(Observations spanning multiple months or years are excluded from time charts)
The following animal species have been reported as pollinators of this plant species or its genus where their geographic ranges overlap: Bombus vagans
, Bombus appositus
, Bombus auricomus
, Bombus borealis
, Bombus centralis
, Bombus fervidus
, Bombus flavifrons
, Bombus mixtus
, Bombus occidentalis
, Bombus pensylvanicus
, Bombus griseocollis
, Bombus impatiens
, and Bombus kirbiellus
(Plath 1934, Macior 1974, Bauer 1983, Thorp et al. 1983, Wilson et al. 2010, Colla and Dumesh 2010, Koch et al. 2012, Pyke et al. 2012, Miller-Struttmann and Galen 2014, Williams et al. 2014).
- Literature Cited AboveLegend: View Online Publication
- Bauer, P.J. 1983. Bumblebee pollination relationships on the Beartooth Plateau tundra of Southern Montana. American Journal of Botany. 70(1): 134-144.
- Colla, S.R. and S. Dumesh. 2010. The bumble bees of southern Ontario: notes on natural history and distribution. Journal of the Entomological Society of Ontario 141: 39-68.
- Koch, J., J. Strange, and P. Williams. 2012. Bumble bees of the western United States. Washington, DC: USDA Forest Service, Pollinator Partnership. 143 p.
- Macior, L.M. 1974. Pollination ecology of the Front Range of the Colorado Rocky Mountains. Melanderia 15: 1-59.
- Miller-Struttmann, N.E. and C. Galen. 2014. High-altitude multi-taskers: bumble bee food plant use broadens along an altitudinal productivity gradient. Oecologia 176:1033-1045.

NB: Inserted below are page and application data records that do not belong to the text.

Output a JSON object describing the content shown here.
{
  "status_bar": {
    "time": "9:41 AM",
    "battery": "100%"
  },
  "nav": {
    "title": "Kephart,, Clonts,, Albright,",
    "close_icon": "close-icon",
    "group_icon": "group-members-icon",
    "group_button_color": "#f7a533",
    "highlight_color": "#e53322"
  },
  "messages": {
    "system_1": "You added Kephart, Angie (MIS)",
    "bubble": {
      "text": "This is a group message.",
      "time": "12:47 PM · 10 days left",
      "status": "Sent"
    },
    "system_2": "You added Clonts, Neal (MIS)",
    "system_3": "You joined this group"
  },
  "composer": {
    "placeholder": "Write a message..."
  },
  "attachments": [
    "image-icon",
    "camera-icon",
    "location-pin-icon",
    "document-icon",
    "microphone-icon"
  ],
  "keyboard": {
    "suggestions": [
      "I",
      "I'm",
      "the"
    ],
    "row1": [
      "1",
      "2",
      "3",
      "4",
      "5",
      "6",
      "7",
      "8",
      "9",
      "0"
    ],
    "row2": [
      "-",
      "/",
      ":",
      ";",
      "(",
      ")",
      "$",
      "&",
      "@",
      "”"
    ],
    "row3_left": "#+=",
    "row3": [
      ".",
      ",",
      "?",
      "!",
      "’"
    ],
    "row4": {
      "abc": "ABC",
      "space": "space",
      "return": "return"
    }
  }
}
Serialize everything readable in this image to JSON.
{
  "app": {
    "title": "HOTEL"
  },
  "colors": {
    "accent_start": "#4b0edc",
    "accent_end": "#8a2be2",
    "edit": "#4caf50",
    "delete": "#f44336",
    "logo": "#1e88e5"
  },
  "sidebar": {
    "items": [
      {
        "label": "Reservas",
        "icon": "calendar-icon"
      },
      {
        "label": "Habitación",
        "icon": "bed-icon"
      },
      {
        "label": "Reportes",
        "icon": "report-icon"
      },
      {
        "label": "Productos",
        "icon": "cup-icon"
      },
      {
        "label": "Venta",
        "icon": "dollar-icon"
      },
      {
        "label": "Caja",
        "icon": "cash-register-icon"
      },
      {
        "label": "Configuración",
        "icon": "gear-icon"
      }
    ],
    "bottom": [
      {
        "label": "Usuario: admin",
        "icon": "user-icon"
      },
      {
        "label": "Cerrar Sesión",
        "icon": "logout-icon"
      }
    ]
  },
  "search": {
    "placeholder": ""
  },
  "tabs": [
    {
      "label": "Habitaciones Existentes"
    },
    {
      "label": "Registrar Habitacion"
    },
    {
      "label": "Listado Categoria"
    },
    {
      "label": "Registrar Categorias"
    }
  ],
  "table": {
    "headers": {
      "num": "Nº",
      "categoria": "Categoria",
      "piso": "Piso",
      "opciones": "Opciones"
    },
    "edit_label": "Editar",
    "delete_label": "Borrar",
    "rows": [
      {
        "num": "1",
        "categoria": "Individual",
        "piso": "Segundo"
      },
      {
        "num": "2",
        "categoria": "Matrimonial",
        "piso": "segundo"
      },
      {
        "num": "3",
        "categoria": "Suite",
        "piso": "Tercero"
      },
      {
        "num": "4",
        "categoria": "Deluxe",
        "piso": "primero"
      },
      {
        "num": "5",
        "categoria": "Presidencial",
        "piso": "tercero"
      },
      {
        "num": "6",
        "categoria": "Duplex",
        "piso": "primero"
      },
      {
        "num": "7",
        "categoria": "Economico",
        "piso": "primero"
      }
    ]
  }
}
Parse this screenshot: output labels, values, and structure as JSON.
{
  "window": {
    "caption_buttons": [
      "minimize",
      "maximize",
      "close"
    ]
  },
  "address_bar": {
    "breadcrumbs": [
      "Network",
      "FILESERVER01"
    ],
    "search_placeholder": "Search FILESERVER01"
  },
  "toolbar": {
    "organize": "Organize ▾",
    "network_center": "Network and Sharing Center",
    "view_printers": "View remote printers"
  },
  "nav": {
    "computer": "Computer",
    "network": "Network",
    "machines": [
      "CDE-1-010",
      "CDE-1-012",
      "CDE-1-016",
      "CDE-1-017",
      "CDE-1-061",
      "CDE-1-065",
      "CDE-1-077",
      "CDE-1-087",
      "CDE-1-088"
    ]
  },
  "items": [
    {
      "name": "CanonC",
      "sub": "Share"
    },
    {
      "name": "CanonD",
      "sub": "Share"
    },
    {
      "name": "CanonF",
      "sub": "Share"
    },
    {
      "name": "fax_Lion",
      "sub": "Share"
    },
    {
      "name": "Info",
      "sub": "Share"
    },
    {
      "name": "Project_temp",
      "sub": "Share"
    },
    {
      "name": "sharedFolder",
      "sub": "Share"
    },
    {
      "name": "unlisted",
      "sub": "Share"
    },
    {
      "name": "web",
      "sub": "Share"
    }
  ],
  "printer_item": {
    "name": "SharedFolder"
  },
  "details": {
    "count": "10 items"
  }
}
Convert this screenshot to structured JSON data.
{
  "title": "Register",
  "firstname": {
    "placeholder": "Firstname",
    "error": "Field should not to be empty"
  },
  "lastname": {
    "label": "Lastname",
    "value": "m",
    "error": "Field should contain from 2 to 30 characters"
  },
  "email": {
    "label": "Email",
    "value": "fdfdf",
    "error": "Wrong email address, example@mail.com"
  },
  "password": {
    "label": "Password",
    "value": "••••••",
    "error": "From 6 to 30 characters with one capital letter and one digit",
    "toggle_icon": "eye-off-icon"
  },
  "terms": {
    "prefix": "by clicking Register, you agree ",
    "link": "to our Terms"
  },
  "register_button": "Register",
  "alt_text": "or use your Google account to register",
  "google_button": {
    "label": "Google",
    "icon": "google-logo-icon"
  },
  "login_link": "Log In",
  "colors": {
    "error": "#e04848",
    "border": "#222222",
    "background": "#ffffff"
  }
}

- Plath, O.E. 1934. Bumblebees and their ways. New York, NY: Macmillan Company. 201 p.
- Pyke, G.H., D.W. Inouye, and J.D. Thomson. 2012. Local geographic distributions of bumble bees near Crested Butte, Colorado: competition and community structure revisited. Environmental Entomology 41(6): 1332-1349.
- Thorp, R.W., D.S. Horning, and L.L. Dunning. 1983. Bumble bees and cuckoo bumble bees of California (Hymenoptera: Apidae). Bulletin of the California Insect Survey 23:1-79.
- Williams, P., R. Thorp, L. Richardson, and S. Colla. 2014. Bumble Bees of North America. Princeton, NJ. Princeton University Press.
- Wilson, J.S., L.E. Wilson, L.D. Loftis, and T. Griswold. 2010. The montane bee fauna of north central Washington, USA, with floral associations. Western North American Naturalist 70(2): 198-207.
- Additional ReferencesLegend: View Online Publication
Do you know of a citation we're missing?
- King, C. R. 1953. The Ranunculaceae of Montana. M.S. Thesis, Bozeman, MT: Montana State College. 82 p.
- Lesica, P., M.T. Lavin, and P.F. Stickney. 2012. Manual of Montana Vascular Plants. Fort Worth, TX: BRIT Press. viii + 771 p.
- Sawyer, P.T. 1967. Biosystematic studies of species of delphinium occurring in Montana. M.Sc. Thesis. Bozeman, MT: Montana State University. 56 p.
- Sawyer, P.T. 1970. Systematic studies of non-fistulose delphinium taxa common to Montana. Ph.D. Dissertation. Bozeman, MT: Montana State University. 84 p.